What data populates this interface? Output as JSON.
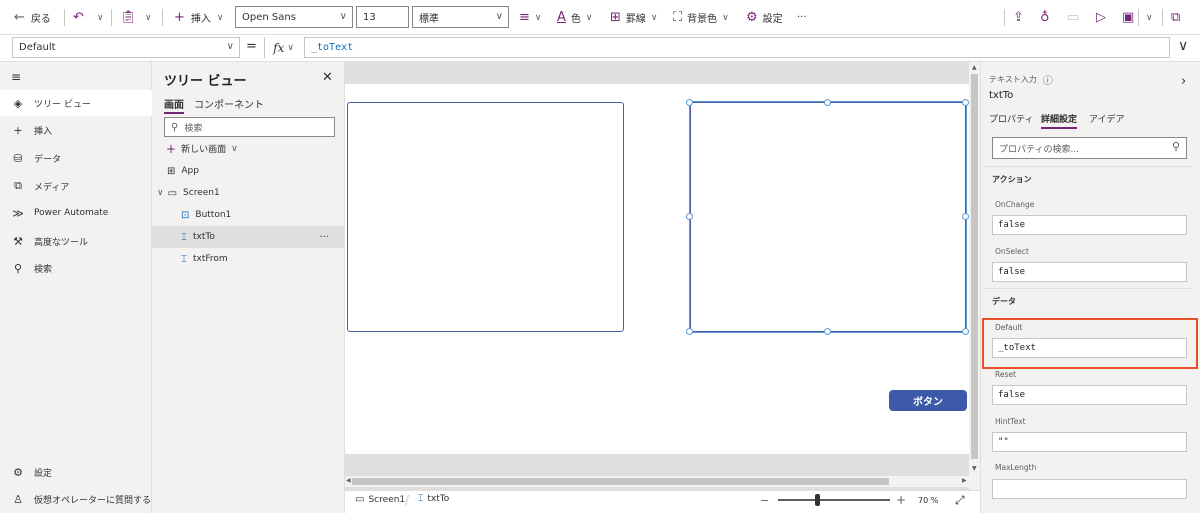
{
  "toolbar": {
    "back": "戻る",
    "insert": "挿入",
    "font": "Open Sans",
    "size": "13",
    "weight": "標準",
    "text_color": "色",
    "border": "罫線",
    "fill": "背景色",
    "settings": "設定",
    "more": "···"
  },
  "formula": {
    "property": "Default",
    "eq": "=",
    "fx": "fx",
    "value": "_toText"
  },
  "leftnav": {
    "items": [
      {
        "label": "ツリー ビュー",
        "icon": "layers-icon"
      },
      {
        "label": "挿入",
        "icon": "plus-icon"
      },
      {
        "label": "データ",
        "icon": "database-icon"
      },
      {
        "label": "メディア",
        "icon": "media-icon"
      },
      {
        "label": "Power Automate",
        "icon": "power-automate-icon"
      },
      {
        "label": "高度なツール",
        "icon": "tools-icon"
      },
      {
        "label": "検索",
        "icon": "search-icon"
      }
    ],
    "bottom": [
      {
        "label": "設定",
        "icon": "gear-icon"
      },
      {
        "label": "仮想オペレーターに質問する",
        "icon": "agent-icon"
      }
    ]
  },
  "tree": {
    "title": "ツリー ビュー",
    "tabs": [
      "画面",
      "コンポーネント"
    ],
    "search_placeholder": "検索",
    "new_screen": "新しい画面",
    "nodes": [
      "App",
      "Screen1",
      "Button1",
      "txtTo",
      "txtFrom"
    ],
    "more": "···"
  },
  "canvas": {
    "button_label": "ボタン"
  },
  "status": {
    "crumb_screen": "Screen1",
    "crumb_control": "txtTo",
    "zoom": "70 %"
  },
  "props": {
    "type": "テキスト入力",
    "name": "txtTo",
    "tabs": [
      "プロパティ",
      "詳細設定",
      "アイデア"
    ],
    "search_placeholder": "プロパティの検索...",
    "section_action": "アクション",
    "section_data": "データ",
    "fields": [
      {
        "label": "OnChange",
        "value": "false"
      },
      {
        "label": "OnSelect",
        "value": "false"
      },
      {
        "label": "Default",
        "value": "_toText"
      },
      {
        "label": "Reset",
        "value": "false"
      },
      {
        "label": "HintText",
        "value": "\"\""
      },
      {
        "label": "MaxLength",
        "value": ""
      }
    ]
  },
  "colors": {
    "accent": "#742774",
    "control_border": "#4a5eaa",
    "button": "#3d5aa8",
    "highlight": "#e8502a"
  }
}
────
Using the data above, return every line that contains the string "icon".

        "icon": "layers-icon"
        "icon": "plus-icon"
        "icon": "database-icon"
        "icon": "media-icon"
        "icon": "power-automate-icon"
        "icon": "tools-icon"
        "icon": "search-icon"
        "icon": "gear-icon"
        "icon": "agent-icon"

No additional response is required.